*TASK DIRECTIONS*.
Write out the entries once more, exactly as they appear.

══════

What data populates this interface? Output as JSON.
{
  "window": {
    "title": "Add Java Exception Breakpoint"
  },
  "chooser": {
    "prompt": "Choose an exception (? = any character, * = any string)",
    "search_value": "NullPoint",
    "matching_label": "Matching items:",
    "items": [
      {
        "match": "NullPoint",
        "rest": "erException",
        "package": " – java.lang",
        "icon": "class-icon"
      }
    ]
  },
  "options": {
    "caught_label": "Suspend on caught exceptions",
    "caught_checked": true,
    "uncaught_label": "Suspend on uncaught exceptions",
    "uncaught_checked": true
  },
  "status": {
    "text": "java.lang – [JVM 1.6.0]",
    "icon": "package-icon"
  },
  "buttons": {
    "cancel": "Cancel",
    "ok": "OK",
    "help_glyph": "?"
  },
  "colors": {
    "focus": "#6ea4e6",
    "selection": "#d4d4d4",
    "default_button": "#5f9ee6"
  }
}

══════

*FINAL ANSWER*.
What data populates this interface? Output as JSON.
{
  "window": {
    "title": "Add Java Exception Breakpoint"
  },
  "chooser": {
    "prompt": "Choose an exception (? = any character, * = any string)",
    "search_value": "NullPoint",
    "matching_label": "Matching items:",
    "items": [
      {
        "match": "NullPoint",
        "rest": "erException",
        "package": " – java.lang",
        "icon": "class-icon"
      }
    ]
  },
  "options": {
    "caught_label": "Suspend on caught exceptions",
    "caught_checked": true,
    "uncaught_label": "Suspend on uncaught exceptions",
    "uncaught_checked": true
  },
  "status": {
    "text": "java.lang – [JVM 1.6.0]",
    "icon": "package-icon"
  },
  "buttons": {
    "cancel": "Cancel",
    "ok": "OK",
    "help_glyph": "?"
  },
  "colors": {
    "focus": "#6ea4e6",
    "selection": "#d4d4d4",
    "default_button": "#5f9ee6"
  }
}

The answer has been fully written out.